    Buck. My lord, I haue considered in my mind,
    The late demand that you did sound me in.
    King Well, let that passe, Dorset is fled to Richmond.
    Buck I heare that newes my lord.
    2685King Stanley he is your wifes sonnes. Wel looke to it.
    Buck. My lord, I claime your gift, my dew by promise,
    For which your honor and your faith is pawnd,
    The Earledome of Herford and the moueables,
    2690The which you promised I should possesse.
    King Stanley looke to your wife, if she conuay
    Letters to Richmond you shall answere it.
    Buck. What saies your highnes to my iust demand.
    King As I remember, Henrie the sixt
    2695Did prophecie that Richmond should be king,
    When Richmond was a little peeuish boy:
    A king perhaps, perhaps.Buck. My lord.
    2697.1King How chance the prophet could not at that time,
    Haue told me I being by, that I should kill him.
    Buck. My lord, your promise for the Earledome.
    King Richmond, when last I was at Exeter,
    2697.5The Maior in curtesie showd me the Castle,
    of Richard the third.
    And called it Ruge-mount, at which name I started,
    Because a Bard of Ireland told me once
    I should not liue long after I saw Richmond.

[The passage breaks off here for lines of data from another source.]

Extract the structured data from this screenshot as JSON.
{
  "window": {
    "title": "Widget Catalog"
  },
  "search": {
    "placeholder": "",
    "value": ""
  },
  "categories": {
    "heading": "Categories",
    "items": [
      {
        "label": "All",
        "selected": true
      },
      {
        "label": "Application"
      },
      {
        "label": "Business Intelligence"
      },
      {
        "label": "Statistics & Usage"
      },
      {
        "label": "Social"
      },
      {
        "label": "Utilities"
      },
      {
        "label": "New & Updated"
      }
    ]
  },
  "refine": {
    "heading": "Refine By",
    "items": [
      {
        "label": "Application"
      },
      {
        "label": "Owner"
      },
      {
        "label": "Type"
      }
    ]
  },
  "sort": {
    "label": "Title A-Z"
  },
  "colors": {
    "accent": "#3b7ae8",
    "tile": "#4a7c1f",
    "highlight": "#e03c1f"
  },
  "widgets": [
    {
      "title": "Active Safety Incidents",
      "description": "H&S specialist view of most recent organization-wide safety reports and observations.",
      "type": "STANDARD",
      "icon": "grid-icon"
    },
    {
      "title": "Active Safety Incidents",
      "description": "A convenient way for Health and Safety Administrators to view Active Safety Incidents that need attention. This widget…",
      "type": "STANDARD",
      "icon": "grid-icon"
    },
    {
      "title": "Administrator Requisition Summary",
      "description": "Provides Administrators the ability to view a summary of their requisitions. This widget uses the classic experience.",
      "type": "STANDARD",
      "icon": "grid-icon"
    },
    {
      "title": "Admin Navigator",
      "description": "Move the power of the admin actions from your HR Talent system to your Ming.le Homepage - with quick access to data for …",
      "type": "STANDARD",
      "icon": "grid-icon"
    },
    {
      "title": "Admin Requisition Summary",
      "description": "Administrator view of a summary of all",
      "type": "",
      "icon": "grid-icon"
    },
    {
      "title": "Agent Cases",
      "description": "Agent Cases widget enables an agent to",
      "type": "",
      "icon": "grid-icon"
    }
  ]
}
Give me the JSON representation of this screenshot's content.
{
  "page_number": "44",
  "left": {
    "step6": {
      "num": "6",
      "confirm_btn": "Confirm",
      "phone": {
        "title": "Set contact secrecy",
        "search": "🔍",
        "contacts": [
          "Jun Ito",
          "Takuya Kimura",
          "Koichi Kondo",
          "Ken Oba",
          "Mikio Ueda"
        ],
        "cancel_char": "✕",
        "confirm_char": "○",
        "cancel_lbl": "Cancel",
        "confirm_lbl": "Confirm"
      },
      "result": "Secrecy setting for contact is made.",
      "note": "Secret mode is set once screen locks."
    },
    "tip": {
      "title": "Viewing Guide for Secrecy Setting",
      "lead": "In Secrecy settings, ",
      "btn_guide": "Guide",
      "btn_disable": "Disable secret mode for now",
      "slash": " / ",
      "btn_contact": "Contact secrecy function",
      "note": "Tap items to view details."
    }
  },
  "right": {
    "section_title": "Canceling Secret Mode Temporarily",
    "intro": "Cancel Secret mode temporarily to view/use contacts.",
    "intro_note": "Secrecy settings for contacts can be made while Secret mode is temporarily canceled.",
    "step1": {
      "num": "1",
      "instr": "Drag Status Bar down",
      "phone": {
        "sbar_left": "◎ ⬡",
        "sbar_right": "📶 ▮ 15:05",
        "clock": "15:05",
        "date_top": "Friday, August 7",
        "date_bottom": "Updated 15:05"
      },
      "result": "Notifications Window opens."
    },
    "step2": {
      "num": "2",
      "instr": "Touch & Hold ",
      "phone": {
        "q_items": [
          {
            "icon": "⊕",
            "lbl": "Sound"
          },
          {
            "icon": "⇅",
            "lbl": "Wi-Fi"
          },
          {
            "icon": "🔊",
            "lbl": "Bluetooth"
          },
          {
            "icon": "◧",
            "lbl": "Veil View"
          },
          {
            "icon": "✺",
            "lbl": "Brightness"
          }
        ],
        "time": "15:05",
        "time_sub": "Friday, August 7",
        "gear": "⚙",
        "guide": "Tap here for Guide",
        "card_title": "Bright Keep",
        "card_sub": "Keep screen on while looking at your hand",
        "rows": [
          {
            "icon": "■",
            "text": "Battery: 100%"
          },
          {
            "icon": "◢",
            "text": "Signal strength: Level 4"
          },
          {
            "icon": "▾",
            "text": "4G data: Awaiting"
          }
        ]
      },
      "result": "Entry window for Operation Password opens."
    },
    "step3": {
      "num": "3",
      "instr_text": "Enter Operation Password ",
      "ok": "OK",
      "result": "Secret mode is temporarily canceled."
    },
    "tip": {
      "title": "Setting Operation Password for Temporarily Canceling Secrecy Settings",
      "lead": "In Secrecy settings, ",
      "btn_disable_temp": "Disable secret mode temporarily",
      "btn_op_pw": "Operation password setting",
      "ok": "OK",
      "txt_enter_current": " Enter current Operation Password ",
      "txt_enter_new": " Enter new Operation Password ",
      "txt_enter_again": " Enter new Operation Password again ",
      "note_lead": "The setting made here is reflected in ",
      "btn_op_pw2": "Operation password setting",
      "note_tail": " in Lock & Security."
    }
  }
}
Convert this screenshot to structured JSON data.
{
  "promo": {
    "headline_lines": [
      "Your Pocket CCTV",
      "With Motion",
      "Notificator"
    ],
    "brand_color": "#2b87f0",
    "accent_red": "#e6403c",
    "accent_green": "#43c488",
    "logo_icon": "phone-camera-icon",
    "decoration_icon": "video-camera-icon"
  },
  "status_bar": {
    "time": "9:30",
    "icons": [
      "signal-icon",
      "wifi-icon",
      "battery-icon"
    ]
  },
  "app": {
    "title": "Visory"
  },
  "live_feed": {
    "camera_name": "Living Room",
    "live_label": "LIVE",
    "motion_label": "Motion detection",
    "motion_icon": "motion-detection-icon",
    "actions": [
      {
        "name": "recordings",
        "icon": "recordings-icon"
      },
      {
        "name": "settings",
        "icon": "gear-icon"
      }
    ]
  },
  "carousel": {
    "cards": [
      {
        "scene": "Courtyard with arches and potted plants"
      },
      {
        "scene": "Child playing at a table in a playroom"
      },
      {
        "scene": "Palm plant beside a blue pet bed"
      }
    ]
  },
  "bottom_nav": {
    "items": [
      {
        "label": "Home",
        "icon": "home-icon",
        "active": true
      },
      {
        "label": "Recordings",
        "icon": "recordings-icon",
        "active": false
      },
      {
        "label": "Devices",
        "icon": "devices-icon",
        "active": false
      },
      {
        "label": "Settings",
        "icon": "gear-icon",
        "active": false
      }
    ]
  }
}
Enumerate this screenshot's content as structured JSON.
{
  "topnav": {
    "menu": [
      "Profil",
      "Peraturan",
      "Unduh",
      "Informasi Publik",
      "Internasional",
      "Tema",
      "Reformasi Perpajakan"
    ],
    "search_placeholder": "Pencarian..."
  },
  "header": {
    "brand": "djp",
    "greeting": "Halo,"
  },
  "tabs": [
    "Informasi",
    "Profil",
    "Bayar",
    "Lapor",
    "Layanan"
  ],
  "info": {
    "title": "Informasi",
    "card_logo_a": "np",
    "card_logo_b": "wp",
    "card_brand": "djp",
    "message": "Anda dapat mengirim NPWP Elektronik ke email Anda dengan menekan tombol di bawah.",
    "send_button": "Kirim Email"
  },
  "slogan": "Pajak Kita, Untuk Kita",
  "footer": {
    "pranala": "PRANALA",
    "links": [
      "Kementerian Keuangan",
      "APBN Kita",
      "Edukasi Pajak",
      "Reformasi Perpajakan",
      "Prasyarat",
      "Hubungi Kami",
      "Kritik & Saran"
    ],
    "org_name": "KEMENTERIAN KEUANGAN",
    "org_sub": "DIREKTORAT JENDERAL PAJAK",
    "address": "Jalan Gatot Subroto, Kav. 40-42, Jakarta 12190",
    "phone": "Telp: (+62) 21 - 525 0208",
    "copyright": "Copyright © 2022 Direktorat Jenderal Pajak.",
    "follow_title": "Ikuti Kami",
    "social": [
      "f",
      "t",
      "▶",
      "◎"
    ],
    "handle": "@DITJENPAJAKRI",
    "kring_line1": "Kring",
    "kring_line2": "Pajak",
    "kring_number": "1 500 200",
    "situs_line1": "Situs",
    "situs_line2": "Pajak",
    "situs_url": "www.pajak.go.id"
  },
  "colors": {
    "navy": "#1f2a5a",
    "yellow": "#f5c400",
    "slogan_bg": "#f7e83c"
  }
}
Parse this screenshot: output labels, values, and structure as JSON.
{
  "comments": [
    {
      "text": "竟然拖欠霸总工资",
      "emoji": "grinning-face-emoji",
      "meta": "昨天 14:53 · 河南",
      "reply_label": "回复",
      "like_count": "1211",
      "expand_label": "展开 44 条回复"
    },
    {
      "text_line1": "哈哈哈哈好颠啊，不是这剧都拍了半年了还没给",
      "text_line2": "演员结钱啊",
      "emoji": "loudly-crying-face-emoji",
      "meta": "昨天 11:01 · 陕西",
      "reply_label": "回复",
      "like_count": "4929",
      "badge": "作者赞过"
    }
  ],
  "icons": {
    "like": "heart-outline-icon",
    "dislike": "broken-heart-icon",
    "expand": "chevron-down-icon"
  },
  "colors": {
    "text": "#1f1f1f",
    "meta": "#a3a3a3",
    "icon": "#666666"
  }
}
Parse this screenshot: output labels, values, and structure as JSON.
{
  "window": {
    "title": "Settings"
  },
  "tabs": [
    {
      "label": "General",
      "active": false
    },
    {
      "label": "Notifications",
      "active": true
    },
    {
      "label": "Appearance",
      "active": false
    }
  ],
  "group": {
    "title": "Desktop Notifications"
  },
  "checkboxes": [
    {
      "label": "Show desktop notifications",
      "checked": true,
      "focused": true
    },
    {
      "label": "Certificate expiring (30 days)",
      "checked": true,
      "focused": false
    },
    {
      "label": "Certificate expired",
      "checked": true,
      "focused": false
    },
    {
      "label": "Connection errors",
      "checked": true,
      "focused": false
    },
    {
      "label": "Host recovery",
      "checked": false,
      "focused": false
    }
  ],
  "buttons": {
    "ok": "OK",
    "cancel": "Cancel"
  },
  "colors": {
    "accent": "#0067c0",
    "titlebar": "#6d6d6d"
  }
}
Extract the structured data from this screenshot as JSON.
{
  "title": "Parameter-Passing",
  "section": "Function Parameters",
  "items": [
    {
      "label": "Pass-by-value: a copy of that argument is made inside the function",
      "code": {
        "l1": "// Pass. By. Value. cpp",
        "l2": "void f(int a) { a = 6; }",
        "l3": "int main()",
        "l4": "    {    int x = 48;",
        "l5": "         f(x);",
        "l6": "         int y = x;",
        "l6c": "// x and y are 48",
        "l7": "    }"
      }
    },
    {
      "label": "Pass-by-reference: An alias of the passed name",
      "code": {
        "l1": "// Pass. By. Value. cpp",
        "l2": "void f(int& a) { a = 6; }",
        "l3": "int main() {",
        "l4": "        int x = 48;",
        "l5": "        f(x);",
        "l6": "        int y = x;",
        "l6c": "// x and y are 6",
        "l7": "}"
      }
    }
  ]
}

    Buck. My lord.
    2697.10King. I, whats a clocke?
    Buck. I am thus bold to put your grace in mind
    Of what you promisd me.
    King. Wel, but whats a clocke?
    Buck. Vpon the stroke of ten.
    2697.15King. Well, let it strike.
    Buck. Whie let it strike?
    King. Because that like a Iacke thou keepst the stroke
    Betwixt thy begging and my meditation,
    I am not in the giuing vaine to day.
    Buck. Whie then resolue me whether you wil or no?
    King. Tut, tut, thou troublest me, I am not in the vain. Exit.
    2700Buck. Is it euen so, rewardst he my true seruice
    With such deepe contempt, made I him king for this?
    O let me thinke on Hastings and be gone
    To Brecnock while my fearefull head is on. Exit.